[Dataset rows describing interfaces]
---
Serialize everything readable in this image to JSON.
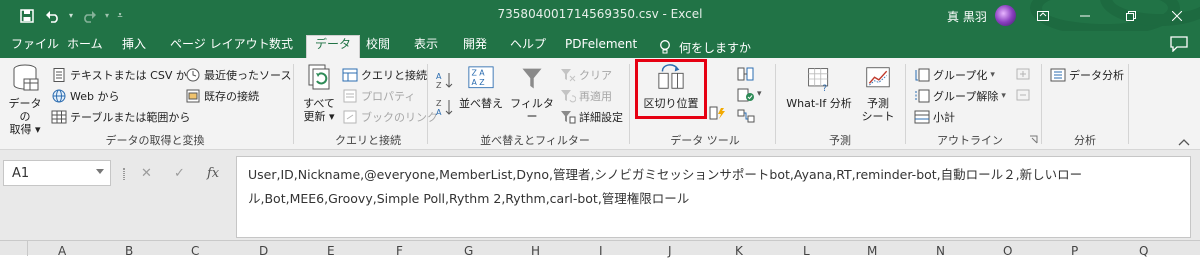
{
  "window": {
    "title": "735804001714569350.csv  -  Excel",
    "user_name": "真 黒羽"
  },
  "tabs": [
    "ファイル",
    "ホーム",
    "挿入",
    "ページ レイアウト",
    "数式",
    "データ",
    "校閲",
    "表示",
    "開発",
    "ヘルプ",
    "PDFelement"
  ],
  "active_tab": "データ",
  "tell_me": "何をしますか",
  "ribbon": {
    "get_transform": {
      "label": "データの取得と変換",
      "get_data": "データの\n取得",
      "from_text_csv": "テキストまたは CSV から",
      "from_web": "Web から",
      "from_table": "テーブルまたは範囲から",
      "recent_sources": "最近使ったソース",
      "existing_connections": "既存の接続"
    },
    "queries": {
      "label": "クエリと接続",
      "refresh_all": "すべて\n更新",
      "queries_connections": "クエリと接続",
      "properties": "プロパティ",
      "edit_links": "ブックのリンク"
    },
    "sort_filter": {
      "label": "並べ替えとフィルター",
      "sort": "並べ替え",
      "filter": "フィルター",
      "clear": "クリア",
      "reapply": "再適用",
      "advanced": "詳細設定"
    },
    "data_tools": {
      "label": "データ ツール",
      "text_to_columns": "区切り位置"
    },
    "forecast": {
      "label": "予測",
      "what_if": "What-If 分析",
      "forecast_sheet": "予測\nシート"
    },
    "outline": {
      "label": "アウトライン",
      "group": "グループ化",
      "ungroup": "グループ解除",
      "subtotal": "小計"
    },
    "analysis": {
      "label": "分析",
      "data_analysis": "データ分析"
    }
  },
  "formula_bar": {
    "name_box": "A1",
    "cancel": "✕",
    "enter": "✓",
    "fx": "fx",
    "formula": "User,ID,Nickname,@everyone,MemberList,Dyno,管理者,シノビガミセッションサポートbot,Ayana,RT,reminder-bot,自動ロール２,新しいロール,Bot,MEE6,Groovy,Simple Poll,Rythm 2,Rythm,carl-bot,管理権限ロール"
  },
  "columns": [
    "A",
    "B",
    "C",
    "D",
    "E",
    "F",
    "G",
    "H",
    "I",
    "J",
    "K",
    "L",
    "M",
    "N",
    "O",
    "P",
    "Q"
  ],
  "colors": {
    "excel_green": "#217346",
    "highlight_red": "#e60012"
  }
}
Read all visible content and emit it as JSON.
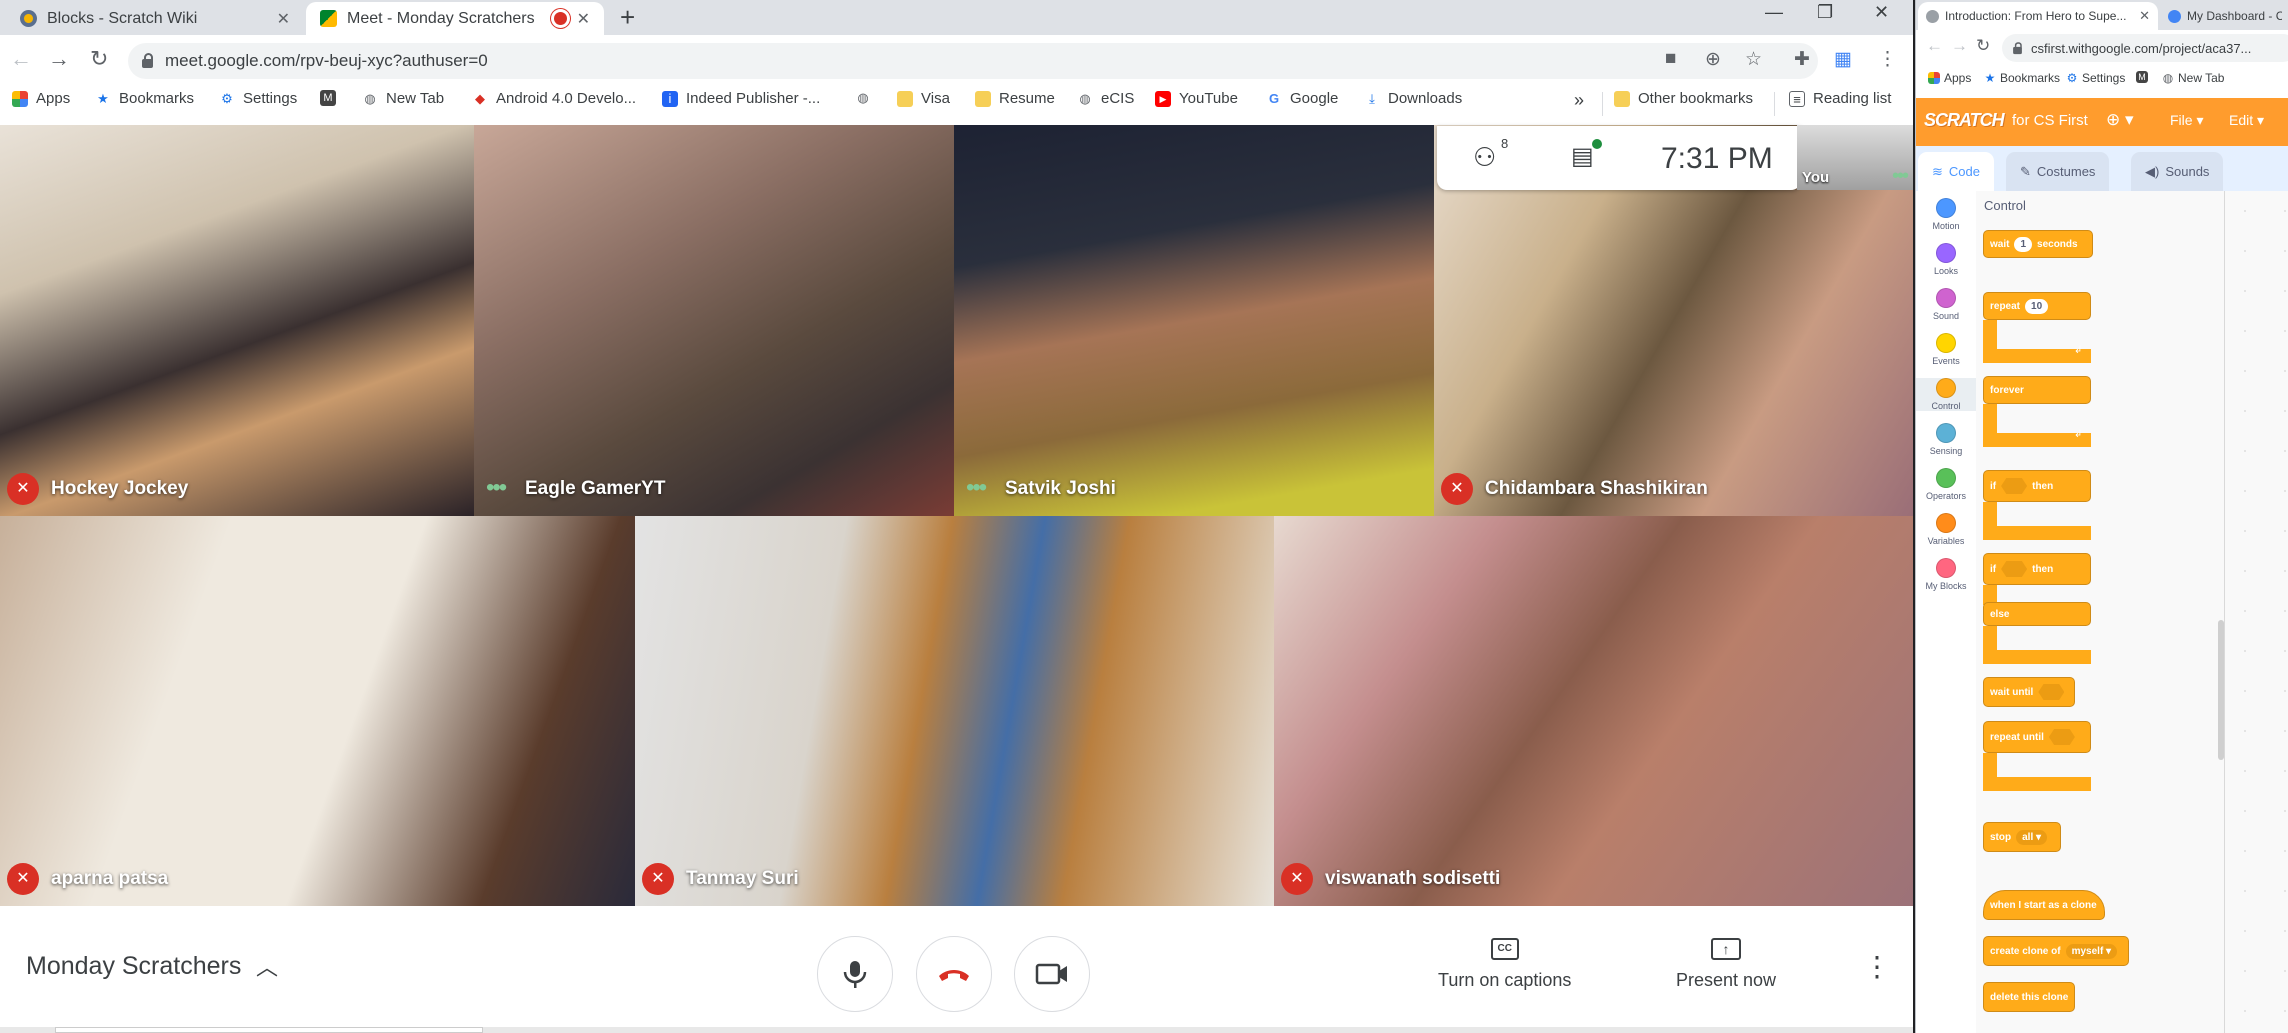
{
  "left_window": {
    "tabs": [
      {
        "title": "Blocks - Scratch Wiki",
        "active": false
      },
      {
        "title": "Meet - Monday Scratchers",
        "active": true
      }
    ],
    "url": "meet.google.com/rpv-beuj-xyc?authuser=0",
    "bookmarks": [
      "Apps",
      "Bookmarks",
      "Settings",
      "New Tab",
      "Android 4.0 Develo...",
      "Indeed Publisher -...",
      "Visa",
      "Resume",
      "eCIS",
      "YouTube",
      "Google",
      "Downloads"
    ],
    "bookmarks_more": "»",
    "other_bookmarks": "Other bookmarks",
    "reading_list": "Reading list"
  },
  "meet": {
    "participant_count": "8",
    "clock": "7:31 PM",
    "self_label": "You",
    "participants": [
      {
        "name": "Hockey Jockey",
        "status": "muted"
      },
      {
        "name": "Eagle GamerYT",
        "status": "more"
      },
      {
        "name": "Satvik Joshi",
        "status": "more"
      },
      {
        "name": "Chidambara Shashikiran",
        "status": "muted"
      },
      {
        "name": "aparna patsa",
        "status": "muted"
      },
      {
        "name": "Tanmay Suri",
        "status": "muted"
      },
      {
        "name": "viswanath sodisetti",
        "status": "muted"
      }
    ],
    "meeting_name": "Monday Scratchers",
    "captions_label": "Turn on captions",
    "present_label": "Present now"
  },
  "right_window": {
    "tabs": [
      {
        "title": "Introduction: From Hero to Supe..."
      },
      {
        "title": "My Dashboard - C..."
      }
    ],
    "url": "csfirst.withgoogle.com/project/aca37...",
    "bookmarks": [
      "Apps",
      "Bookmarks",
      "Settings",
      "New Tab"
    ]
  },
  "scratch": {
    "logo": "SCRATCH",
    "for_cs_first": "for CS First",
    "menu_file": "File",
    "menu_edit": "Edit",
    "tabs": {
      "code": "Code",
      "costumes": "Costumes",
      "sounds": "Sounds"
    },
    "categories": [
      {
        "label": "Motion",
        "color": "#4c97ff"
      },
      {
        "label": "Looks",
        "color": "#9966ff"
      },
      {
        "label": "Sound",
        "color": "#cf63cf"
      },
      {
        "label": "Events",
        "color": "#ffd500"
      },
      {
        "label": "Control",
        "color": "#ffab19"
      },
      {
        "label": "Sensing",
        "color": "#5cb1d6"
      },
      {
        "label": "Operators",
        "color": "#59c059"
      },
      {
        "label": "Variables",
        "color": "#ff8c1a"
      },
      {
        "label": "My Blocks",
        "color": "#ff6680"
      }
    ],
    "palette_title": "Control",
    "blocks": {
      "wait": "wait",
      "wait_value": "1",
      "seconds": "seconds",
      "repeat": "repeat",
      "repeat_value": "10",
      "forever": "forever",
      "if": "if",
      "then": "then",
      "else": "else",
      "wait_until": "wait until",
      "repeat_until": "repeat until",
      "stop": "stop",
      "stop_option": "all",
      "when_clone": "when I start as a clone",
      "create_clone": "create clone of",
      "clone_option": "myself",
      "delete_clone": "delete this clone"
    }
  }
}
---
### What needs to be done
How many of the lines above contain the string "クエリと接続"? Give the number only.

### The completed task
2